If you’re in the creative industries, you’ve likely encountered the following:
“I can’t pay you, but it’d be great exposure!”
When you hear this you should turn and run.
Most of the time.
Here are some of the reasons a client might not pay you:
- They think the opportunity will boost your career so much that payment is unnecessary
- They assume that you love what you do so much that you’re happy just to be asked
- They believe that hitching your writing to their brand is compensation enough
It boils down to something I like to call ‘The Byline Bribe’
When you’re a young writer, building up a portfolio, it’s easy to be swayed by the idea of simply getting your name out there at all costs.
But seeing your name in print doesn’t put food on the table.
Exposure is good, yes, but money is better.
And undervaluing your talents only does you and your fellow writers a disservice.
Because if everyone starts working for free (or for pennies on the dollar) there’s a race to the bottom and no-one wins.
Not the client, not the writer and definitely not the writer’s bank account.
Having said that, there are (a few) times when working for free is acceptable.
When you’re a student.
Back when I was getting my journalism degree, I made contact with a few magazines and newspapers to find a home for my work.
I had very little training and zero experience so there was no way anyone was going to give me a paid gig. At least not until I’d proved myself.
So I submitted little bits and pieces – music and book reviews, news pieces for the local paper – nothing too onerous or time-consuming.
If I’d stayed with one publication and consistently produced good quality copy then I’d have asked for money down the line, but at that point it was entirely appropriate to work on a volunteer basis.
When you’re certain it will lead to better things
This one’s tricky.
Because if you’re going to give up your time, energy and skills for free then you have to be absolutely sure that it’ll pay off in the future.
If the outlet is so well-known and respected that having your byline in there would seriously jumpstart your career then do it.
Or if you want to sidestep into another industry and have been struggling to find a foothold. Do it.
Weigh up how much time and resources you’d have to invest, and how much you stand to benefit.
Communicate with the client to underline the fact that you don’t normally work for free, and will only do so if they can prove a benefit.
Perhaps work out a commitment with them for the future.
Spend some time carefully reflecting on your options and weighing up the pros and cons before jumping in.
When you absolutely love it
I’m a regular contributor at a blogging site. It doesn’t pay. It doesn’t get my name in front of the right people. It won’t further my career.

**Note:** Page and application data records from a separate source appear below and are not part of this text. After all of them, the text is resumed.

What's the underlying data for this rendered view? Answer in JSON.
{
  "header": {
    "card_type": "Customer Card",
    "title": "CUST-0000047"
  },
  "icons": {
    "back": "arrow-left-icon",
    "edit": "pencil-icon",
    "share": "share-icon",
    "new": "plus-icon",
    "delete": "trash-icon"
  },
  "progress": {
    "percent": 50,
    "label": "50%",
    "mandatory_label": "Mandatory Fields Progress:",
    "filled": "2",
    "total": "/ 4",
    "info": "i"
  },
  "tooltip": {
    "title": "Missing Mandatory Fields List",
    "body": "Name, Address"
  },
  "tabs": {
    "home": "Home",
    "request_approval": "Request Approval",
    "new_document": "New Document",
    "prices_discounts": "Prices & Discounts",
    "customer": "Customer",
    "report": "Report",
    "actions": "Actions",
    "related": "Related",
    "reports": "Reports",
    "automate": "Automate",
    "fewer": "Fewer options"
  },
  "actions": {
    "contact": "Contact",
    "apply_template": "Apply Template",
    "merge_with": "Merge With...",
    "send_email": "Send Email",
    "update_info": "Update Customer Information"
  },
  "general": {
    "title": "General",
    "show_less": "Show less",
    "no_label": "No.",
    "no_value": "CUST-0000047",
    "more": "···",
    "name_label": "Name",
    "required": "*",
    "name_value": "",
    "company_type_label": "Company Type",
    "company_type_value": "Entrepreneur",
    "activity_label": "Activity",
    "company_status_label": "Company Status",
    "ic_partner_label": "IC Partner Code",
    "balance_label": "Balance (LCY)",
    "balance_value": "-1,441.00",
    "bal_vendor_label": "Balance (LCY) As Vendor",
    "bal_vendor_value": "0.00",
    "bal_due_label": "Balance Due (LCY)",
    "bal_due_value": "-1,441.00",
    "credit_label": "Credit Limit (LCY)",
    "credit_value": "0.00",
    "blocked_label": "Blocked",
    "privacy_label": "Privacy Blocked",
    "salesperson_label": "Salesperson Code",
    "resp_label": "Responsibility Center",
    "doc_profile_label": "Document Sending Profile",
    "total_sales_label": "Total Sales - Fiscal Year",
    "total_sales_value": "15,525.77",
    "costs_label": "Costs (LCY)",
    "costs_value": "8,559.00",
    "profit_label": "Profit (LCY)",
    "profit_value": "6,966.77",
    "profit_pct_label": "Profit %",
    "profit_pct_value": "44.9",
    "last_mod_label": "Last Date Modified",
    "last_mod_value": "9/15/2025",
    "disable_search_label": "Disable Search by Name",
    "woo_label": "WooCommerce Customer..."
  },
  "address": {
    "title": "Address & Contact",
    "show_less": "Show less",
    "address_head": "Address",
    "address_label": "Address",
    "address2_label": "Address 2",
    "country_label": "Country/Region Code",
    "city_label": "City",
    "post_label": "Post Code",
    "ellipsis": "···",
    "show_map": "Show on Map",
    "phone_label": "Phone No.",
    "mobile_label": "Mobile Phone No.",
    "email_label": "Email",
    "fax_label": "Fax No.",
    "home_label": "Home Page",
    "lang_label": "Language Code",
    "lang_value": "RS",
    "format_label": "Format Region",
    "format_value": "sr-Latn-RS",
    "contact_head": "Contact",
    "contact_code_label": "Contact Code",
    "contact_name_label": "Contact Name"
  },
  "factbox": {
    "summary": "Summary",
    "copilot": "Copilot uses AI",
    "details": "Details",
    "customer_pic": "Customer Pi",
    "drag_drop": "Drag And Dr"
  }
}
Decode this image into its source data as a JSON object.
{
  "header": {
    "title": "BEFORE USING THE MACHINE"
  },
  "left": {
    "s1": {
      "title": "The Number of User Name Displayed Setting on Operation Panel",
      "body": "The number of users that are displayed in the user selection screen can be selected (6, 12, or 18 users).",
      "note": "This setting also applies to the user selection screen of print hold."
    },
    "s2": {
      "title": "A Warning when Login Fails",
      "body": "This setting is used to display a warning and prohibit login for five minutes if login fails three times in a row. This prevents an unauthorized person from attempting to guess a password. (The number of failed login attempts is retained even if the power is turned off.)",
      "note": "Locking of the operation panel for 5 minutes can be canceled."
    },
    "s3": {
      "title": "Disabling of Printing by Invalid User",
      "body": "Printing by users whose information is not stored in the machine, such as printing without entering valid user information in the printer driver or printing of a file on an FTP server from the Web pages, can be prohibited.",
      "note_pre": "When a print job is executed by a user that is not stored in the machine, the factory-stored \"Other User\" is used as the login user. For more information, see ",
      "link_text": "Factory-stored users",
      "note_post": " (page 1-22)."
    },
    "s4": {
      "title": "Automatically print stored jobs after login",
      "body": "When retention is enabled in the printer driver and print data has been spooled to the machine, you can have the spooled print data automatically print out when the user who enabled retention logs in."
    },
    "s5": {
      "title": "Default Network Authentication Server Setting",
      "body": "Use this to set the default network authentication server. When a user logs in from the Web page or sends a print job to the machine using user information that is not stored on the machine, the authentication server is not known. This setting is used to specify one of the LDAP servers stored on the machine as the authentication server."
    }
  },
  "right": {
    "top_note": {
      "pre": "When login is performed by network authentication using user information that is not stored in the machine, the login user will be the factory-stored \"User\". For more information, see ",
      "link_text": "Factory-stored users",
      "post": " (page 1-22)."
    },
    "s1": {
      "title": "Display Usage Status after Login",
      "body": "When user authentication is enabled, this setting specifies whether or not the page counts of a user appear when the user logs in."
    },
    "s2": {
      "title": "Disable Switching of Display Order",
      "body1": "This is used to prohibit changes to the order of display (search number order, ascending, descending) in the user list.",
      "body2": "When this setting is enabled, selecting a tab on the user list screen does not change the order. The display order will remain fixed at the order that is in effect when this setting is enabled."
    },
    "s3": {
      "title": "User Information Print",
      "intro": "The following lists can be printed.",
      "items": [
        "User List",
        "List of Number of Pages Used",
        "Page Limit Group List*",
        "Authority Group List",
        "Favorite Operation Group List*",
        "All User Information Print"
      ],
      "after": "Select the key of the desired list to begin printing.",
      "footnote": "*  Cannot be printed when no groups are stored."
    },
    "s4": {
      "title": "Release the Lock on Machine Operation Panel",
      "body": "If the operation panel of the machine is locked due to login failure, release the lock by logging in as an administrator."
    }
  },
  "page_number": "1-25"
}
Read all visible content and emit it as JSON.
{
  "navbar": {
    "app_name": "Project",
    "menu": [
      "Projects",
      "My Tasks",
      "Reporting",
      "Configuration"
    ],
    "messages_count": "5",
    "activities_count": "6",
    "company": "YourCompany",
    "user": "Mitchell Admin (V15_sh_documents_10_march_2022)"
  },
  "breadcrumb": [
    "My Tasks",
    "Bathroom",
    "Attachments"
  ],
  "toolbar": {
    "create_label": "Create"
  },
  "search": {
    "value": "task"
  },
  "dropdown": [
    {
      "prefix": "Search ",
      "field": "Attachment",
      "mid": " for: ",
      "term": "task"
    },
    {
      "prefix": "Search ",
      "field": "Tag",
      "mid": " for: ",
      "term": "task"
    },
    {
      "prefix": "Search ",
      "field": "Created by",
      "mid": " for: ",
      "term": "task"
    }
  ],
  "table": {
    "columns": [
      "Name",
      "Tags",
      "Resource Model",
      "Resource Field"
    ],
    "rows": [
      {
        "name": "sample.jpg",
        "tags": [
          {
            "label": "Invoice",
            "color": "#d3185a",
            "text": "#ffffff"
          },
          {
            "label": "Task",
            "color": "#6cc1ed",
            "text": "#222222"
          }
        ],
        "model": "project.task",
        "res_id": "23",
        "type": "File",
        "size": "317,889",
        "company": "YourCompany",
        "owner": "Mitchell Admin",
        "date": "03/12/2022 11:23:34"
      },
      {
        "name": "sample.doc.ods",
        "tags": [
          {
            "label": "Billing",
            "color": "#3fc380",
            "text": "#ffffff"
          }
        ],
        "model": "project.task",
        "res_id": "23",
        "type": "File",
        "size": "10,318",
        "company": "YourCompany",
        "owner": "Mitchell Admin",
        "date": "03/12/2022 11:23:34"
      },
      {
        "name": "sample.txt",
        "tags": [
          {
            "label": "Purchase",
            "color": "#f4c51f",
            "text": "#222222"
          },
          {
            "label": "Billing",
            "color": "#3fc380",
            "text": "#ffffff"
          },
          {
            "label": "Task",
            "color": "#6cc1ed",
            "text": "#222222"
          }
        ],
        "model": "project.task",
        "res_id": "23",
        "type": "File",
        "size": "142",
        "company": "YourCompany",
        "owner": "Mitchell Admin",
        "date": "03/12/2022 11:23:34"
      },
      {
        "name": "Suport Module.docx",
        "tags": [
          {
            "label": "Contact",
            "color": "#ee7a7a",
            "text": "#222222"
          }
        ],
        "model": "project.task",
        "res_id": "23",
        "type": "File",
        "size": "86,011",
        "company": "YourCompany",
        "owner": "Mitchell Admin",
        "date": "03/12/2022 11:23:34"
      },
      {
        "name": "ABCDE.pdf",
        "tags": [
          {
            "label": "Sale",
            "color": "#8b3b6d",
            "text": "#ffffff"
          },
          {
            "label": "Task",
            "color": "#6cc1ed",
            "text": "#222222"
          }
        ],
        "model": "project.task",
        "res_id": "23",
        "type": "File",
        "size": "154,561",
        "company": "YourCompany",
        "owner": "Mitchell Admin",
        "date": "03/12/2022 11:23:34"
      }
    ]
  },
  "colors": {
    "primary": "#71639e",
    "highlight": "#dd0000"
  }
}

But it’s really fun.
When you write for a living, it’s easy to forget that it can also be an enjoyable hobby as well as a pay cheque.
Sometimes it’s important just to write for the love of it.